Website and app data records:
* * *
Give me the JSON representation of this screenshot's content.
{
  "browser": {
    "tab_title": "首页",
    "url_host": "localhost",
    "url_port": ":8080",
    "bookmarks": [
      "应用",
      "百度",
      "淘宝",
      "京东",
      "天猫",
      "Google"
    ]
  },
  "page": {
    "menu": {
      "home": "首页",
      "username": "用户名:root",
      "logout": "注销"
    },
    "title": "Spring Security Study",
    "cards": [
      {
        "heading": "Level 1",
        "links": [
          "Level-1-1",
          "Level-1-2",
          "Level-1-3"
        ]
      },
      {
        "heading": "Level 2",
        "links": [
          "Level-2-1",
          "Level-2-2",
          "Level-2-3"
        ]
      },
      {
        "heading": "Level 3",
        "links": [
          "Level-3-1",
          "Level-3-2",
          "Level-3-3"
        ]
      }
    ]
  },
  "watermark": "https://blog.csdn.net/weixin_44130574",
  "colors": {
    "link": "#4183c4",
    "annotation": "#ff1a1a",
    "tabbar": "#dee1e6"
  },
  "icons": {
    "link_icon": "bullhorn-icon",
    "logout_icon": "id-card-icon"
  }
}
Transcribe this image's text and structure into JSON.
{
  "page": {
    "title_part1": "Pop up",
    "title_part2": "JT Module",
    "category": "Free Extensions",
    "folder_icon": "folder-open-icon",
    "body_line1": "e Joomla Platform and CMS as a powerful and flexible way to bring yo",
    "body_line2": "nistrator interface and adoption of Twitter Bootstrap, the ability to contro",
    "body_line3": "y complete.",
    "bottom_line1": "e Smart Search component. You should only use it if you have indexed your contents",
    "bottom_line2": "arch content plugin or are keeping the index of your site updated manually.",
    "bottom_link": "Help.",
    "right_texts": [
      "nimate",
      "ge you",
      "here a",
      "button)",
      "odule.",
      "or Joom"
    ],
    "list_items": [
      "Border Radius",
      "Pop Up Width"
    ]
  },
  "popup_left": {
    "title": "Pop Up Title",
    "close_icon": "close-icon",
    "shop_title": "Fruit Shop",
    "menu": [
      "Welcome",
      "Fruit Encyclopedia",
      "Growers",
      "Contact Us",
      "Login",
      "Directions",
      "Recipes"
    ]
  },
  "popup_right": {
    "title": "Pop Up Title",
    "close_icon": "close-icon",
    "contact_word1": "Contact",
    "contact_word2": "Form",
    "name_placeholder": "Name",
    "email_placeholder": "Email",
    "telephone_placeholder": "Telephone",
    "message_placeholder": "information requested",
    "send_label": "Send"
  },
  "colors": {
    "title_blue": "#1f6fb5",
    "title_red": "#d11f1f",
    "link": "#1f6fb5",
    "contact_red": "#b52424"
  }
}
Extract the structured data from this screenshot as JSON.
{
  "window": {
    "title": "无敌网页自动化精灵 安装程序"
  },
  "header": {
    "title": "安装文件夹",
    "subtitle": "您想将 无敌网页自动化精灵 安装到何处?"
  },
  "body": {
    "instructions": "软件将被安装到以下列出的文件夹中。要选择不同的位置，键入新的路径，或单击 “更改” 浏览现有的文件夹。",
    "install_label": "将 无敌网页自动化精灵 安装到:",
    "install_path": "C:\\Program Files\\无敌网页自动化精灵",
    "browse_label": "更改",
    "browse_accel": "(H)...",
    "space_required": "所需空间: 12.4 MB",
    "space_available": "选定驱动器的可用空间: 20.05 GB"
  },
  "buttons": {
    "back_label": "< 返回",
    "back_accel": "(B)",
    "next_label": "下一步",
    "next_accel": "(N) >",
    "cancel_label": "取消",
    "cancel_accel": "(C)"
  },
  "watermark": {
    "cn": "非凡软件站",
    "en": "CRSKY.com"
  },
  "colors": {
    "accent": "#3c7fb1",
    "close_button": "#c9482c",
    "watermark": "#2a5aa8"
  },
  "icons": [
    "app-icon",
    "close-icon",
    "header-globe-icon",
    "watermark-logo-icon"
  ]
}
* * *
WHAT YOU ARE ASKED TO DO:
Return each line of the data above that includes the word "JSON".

ANSWER SPACE:
Give me the JSON representation of this screenshot's content.
Transcribe this image's text and structure into JSON.
Extract the structured data from this screenshot as JSON.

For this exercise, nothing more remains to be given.